The key to ensuring global food security and making rice-producing countries like Thailand and others in Asean happy is to cooperate in balancing supply and demand, so that rice prices are stable, he stressed.
The world is being challenged by its rising population and higher rice consumption, he said, adding that the rice market had expanded to all regions of the globe, no longer limited largely to Asia as it was increasingly recognised as a high-nutrition cereal.
“Already, more than 3 billion people consume rice as their staple food, causing many countries to turn their attention to developing rice varieties and optimising the capacity of rice cultivation and trade.
 
The next 20 years 
“In the next 20 years, the world’s population will increase by 20 per cent, and that implies more rice consumption. Therefore, every nation should cooperate more in the form of research and development in rice production and trading,” said the prime minister.
Within Asean, Thailand will strive to forge closer cooperation to ensure stable rice prices in the world market, while farmers will get stable and better incomes in the long run, he said.
To promote rice-industry growth, Prayut said the government would focus on promoting the production of quality rice, at a higher volume, and with less intervention in the market.
The government aims to increase the yield for Thai rice by 25 per cent in the next five years, while lowering production costs by 20 per cent over the same period, he said.
Prayut said the focus on non-chemical rice production, and on premium rice grains and varieties, would be promoted in the Kingdom.
Jeremy Zwinger, president and chief executive officer of The Rice Trader industry report in the US, said every nation needed to be more concerned about food security because of rising population numbers, as well as reduced sources of water for the cultivation of crops.
“Food is critical.
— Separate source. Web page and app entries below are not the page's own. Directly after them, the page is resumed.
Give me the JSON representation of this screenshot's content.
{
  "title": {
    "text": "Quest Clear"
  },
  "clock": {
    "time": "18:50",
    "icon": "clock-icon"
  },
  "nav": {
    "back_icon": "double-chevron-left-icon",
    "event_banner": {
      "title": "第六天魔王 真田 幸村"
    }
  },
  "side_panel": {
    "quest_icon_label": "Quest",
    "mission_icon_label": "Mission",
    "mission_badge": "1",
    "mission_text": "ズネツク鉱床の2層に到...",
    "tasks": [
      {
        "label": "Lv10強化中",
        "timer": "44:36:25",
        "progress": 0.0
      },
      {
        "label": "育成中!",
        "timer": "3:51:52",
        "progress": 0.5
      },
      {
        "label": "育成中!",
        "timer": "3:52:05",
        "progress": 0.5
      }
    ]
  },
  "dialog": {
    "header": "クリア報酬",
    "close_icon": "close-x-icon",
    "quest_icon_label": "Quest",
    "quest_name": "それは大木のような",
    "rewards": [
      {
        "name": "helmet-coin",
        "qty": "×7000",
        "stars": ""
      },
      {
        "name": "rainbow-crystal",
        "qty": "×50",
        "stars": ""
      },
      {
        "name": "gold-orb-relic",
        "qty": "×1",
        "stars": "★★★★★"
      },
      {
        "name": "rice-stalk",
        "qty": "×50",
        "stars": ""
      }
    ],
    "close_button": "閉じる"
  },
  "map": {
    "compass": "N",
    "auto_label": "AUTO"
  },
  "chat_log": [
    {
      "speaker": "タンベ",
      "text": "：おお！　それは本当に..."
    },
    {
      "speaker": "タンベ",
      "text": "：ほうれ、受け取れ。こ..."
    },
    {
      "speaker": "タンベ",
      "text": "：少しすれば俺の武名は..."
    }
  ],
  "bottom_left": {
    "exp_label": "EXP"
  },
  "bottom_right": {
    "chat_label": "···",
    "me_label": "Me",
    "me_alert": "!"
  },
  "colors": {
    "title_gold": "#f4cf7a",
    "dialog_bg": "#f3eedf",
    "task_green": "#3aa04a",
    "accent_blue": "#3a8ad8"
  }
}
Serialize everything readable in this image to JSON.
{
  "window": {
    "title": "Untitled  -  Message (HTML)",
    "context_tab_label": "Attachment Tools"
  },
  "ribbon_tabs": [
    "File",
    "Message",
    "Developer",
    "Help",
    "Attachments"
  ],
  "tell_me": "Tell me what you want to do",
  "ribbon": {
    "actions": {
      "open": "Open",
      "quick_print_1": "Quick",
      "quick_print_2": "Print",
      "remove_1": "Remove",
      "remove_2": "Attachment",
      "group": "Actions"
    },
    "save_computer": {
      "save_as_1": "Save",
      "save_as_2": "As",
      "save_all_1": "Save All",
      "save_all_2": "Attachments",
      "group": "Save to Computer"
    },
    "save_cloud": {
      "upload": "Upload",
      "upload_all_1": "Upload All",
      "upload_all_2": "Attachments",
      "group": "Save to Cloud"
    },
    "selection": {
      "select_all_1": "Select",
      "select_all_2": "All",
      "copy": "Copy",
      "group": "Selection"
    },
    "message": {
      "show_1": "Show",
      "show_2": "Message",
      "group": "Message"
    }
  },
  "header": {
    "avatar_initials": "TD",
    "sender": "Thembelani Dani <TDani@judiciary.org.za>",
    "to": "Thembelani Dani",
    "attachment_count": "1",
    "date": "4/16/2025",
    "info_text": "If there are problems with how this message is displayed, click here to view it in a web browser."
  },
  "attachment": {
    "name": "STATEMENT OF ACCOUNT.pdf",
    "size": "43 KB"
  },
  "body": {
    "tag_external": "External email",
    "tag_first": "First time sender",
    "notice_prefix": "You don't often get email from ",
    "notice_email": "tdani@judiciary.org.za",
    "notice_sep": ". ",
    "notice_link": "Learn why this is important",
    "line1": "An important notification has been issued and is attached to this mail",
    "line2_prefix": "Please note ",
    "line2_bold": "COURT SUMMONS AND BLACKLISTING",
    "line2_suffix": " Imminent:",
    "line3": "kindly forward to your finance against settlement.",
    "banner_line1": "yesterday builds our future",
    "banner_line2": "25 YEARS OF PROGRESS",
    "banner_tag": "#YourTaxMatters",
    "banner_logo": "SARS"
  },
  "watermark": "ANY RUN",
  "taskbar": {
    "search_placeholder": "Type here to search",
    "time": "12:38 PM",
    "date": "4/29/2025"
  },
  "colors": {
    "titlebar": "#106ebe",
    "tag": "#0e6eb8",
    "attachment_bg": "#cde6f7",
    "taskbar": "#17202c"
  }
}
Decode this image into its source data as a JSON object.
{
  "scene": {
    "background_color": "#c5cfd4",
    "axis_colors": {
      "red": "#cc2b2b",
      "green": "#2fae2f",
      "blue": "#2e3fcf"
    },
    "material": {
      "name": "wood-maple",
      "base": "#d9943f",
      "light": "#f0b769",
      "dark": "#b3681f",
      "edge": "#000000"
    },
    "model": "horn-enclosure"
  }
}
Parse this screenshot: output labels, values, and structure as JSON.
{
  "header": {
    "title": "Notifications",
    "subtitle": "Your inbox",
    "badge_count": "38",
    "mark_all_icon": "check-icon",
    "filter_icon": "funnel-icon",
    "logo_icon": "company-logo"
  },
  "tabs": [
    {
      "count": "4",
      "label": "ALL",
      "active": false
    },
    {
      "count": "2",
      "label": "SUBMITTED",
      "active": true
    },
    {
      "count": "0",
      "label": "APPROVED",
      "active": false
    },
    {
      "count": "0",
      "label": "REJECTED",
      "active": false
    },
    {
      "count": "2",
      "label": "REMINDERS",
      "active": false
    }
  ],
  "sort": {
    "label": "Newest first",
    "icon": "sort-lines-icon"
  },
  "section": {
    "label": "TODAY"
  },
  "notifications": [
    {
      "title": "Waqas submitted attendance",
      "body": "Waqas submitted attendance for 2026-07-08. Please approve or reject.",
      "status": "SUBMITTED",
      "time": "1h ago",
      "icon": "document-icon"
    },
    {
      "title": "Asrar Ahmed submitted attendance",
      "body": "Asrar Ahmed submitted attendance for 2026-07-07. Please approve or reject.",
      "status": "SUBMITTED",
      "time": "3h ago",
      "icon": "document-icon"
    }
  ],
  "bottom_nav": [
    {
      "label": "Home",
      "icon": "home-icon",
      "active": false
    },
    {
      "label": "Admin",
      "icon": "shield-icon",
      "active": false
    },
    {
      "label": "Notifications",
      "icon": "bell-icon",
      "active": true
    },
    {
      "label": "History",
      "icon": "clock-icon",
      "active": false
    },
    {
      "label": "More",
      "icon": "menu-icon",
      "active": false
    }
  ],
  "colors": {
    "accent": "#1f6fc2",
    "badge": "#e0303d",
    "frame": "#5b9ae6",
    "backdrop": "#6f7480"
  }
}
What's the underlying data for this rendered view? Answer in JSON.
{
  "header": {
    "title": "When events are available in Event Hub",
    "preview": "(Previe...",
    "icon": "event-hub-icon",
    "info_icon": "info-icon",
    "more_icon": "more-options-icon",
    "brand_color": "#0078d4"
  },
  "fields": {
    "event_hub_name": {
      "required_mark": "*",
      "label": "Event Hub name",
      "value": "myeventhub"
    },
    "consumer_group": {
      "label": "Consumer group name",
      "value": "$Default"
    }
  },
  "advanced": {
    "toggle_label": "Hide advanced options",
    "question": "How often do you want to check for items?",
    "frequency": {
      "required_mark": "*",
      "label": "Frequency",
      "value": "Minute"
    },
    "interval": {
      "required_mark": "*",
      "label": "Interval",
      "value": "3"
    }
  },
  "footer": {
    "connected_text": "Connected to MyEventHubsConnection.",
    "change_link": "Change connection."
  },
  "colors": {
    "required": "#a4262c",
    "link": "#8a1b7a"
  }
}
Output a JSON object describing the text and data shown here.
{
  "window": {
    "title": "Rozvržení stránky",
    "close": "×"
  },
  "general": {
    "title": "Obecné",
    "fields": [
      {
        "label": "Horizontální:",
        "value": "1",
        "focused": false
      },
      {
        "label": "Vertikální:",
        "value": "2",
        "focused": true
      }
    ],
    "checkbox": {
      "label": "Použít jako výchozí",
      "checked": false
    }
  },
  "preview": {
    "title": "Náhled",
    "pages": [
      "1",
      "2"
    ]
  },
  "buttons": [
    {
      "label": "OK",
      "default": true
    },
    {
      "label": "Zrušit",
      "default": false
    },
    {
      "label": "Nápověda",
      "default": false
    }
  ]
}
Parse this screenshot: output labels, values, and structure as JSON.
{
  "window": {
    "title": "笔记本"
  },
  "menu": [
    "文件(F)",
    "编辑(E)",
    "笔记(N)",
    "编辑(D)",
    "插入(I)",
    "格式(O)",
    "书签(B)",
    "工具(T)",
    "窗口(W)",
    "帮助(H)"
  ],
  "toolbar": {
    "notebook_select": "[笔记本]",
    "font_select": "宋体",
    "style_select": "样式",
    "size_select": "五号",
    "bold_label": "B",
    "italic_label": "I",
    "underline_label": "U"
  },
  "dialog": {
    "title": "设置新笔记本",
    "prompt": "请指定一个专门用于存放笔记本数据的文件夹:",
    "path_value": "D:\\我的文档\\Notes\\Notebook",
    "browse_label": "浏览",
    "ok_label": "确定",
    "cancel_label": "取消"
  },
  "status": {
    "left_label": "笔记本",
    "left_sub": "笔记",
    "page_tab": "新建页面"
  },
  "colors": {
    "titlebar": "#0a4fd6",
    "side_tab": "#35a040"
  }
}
The world should focus on adopting high technology to produce more rice grains, and increase supply of rice to ensure price stability,” he said.
Zwinger said global rice trading now took place in a highly competitive environment, especially in Asia, where most of the major supply nations are located.
Along with lower oil prices, high stockpiles of rice in Thailand have caused a fall in prices in recent times, although they could fluctuate and increase in the future as fuel prices rise, rice stocks decline in many countries, and exchange rates fluctuate, he told the convention.
Chookiat Ophaswongse, honorary president of the Thai Rice Exporters Association, said the key for sustainable development of the Thai industry was to introduce zoning for rice cultivation, while no government should intervene in the trading mechanism.